Elders at a remote Northern Territory community used culture and traditions to put an end to suicide in their community — and now they are planning to share their success with other communities through a high-tech app.
The Lajamanu community hasn’t had a suicide since 2005 when a particularly upsetting death led it to create a festival promoting the ideas of ‘Kurdiji’, which means ‘shield’.
The festival promotes the belief that if ceremony, skin name, language and law are strong, the individual is also strong.
Warlpiri elder Wanta Jampijinpa said the knowledge of the elders would be instilled in the app, which would hopefully save lives elsewhere too.
“To us it’s (about) how do you really look at yourself and how important and precious you are,” he said.
The app, to be called Kurdiji, is being developed in conjunction with a clinical psychologist from The Black Dog Institute, a research institute that aims to reduce the incidence of mental illness and the stigma around it.
It will use 3D visualisations of ceremony and dance, audio recordings, video and text to provide some of the cultural nourishment from initiation in community.

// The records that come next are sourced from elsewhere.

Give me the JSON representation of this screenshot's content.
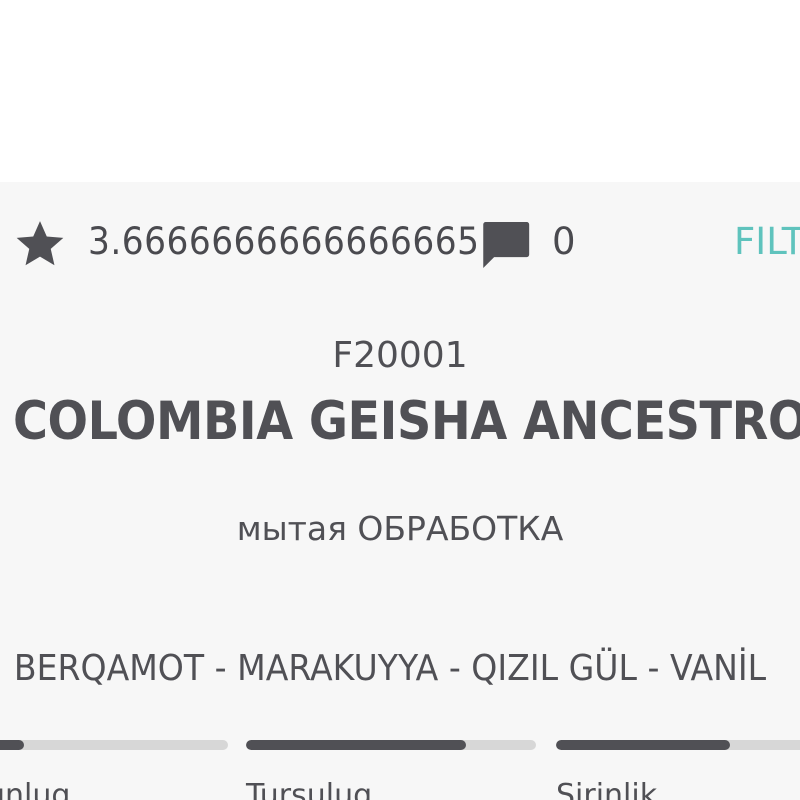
{
  "stats": {
    "rating": "3.6666666666666665",
    "rating_icon": "star-icon",
    "comments_count": "0",
    "comments_icon": "comment-icon",
    "filter_label": "FILT"
  },
  "product": {
    "code": "F20001",
    "name": "COLOMBIA GEISHA ANCESTRO",
    "processing": "мытая ОБРАБОТКА",
    "flavors": "BERQAMOT - MARAKUYYA - QIZIL GÜL - VANİL"
  },
  "attributes": [
    {
      "label": "unluq",
      "level": 0.24
    },
    {
      "label": "Turşuluq",
      "level": 0.76
    },
    {
      "label": "Şirinlik",
      "level": 0.6
    }
  ],
  "colors": {
    "accent": "#5fc3bd",
    "text": "#505055",
    "bar_track": "#d7d7d7",
    "bar_fill": "#505055",
    "card_background": "#f7f7f7"
  }
}
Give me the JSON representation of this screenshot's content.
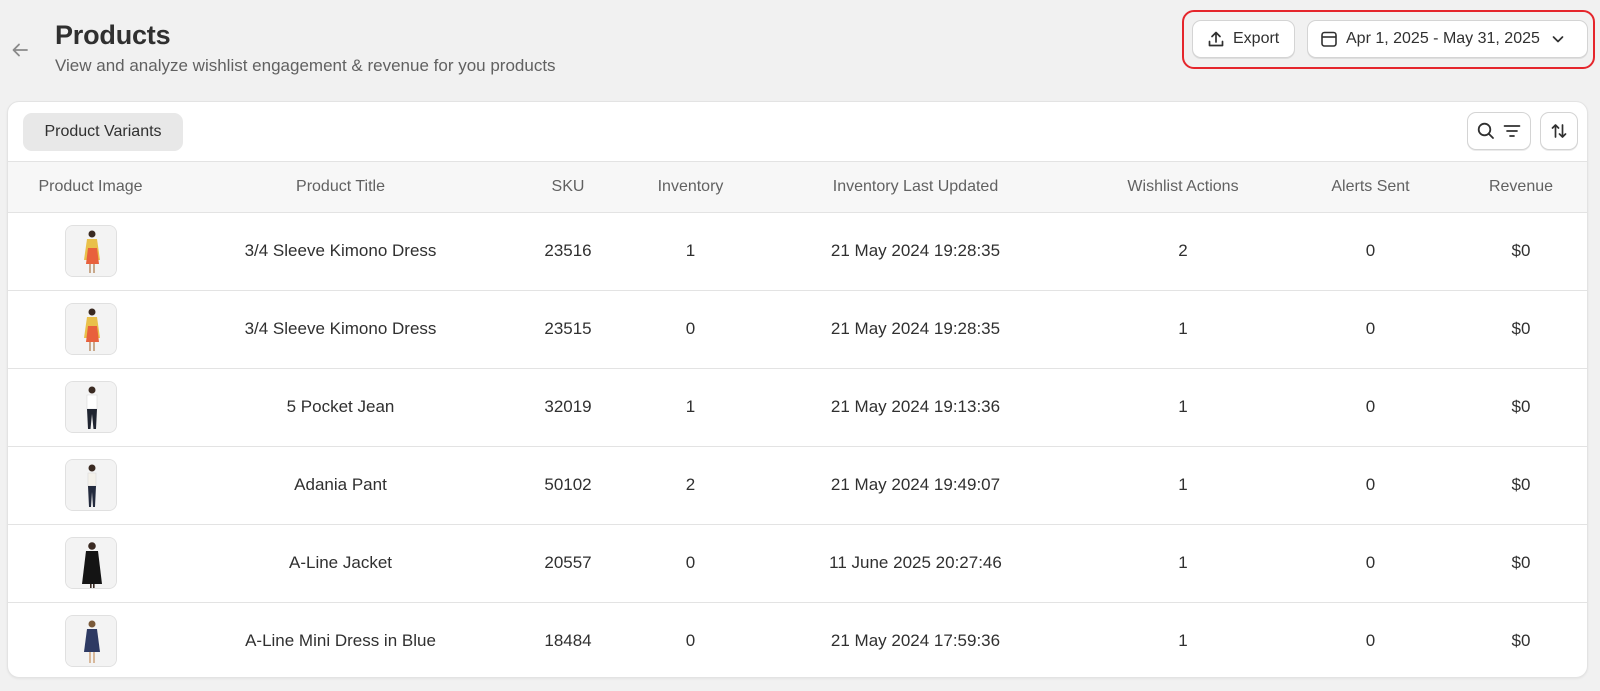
{
  "header": {
    "title": "Products",
    "subtitle": "View and analyze wishlist engagement & revenue for you products",
    "export_label": "Export",
    "date_range": "Apr 1, 2025 - May 31, 2025"
  },
  "toolbar": {
    "tab_label": "Product Variants"
  },
  "table": {
    "headers": [
      "Product Image",
      "Product Title",
      "SKU",
      "Inventory",
      "Inventory Last Updated",
      "Wishlist Actions",
      "Alerts Sent",
      "Revenue"
    ],
    "rows": [
      {
        "title": "3/4 Sleeve Kimono Dress",
        "sku": "23516",
        "inventory": "1",
        "updated": "21 May 2024 19:28:35",
        "wishlist": "2",
        "alerts": "0",
        "revenue": "$0",
        "image": "kimono-dress"
      },
      {
        "title": "3/4 Sleeve Kimono Dress",
        "sku": "23515",
        "inventory": "0",
        "updated": "21 May 2024 19:28:35",
        "wishlist": "1",
        "alerts": "0",
        "revenue": "$0",
        "image": "kimono-dress"
      },
      {
        "title": "5 Pocket Jean",
        "sku": "32019",
        "inventory": "1",
        "updated": "21 May 2024 19:13:36",
        "wishlist": "1",
        "alerts": "0",
        "revenue": "$0",
        "image": "jean"
      },
      {
        "title": "Adania Pant",
        "sku": "50102",
        "inventory": "2",
        "updated": "21 May 2024 19:49:07",
        "wishlist": "1",
        "alerts": "0",
        "revenue": "$0",
        "image": "pant"
      },
      {
        "title": "A-Line Jacket",
        "sku": "20557",
        "inventory": "0",
        "updated": "11 June 2025 20:27:46",
        "wishlist": "1",
        "alerts": "0",
        "revenue": "$0",
        "image": "jacket"
      },
      {
        "title": "A-Line Mini Dress in Blue",
        "sku": "18484",
        "inventory": "0",
        "updated": "21 May 2024 17:59:36",
        "wishlist": "1",
        "alerts": "0",
        "revenue": "$0",
        "image": "blue-dress"
      }
    ]
  },
  "colors": {
    "highlight": "#e5262c",
    "background": "#f1f1f1",
    "pill": "#e8e8e8"
  },
  "icons": [
    "arrow-left-icon",
    "upload-icon",
    "calendar-icon",
    "chevron-down-icon",
    "search-icon",
    "filter-icon",
    "sort-icon"
  ]
}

A crowdfunding page set up on Gofundme has so far raised about $31,000 of a $280,000 goal.
Renowned actor and Indigenous leader Uncle Jack Charles has become the project’s patron.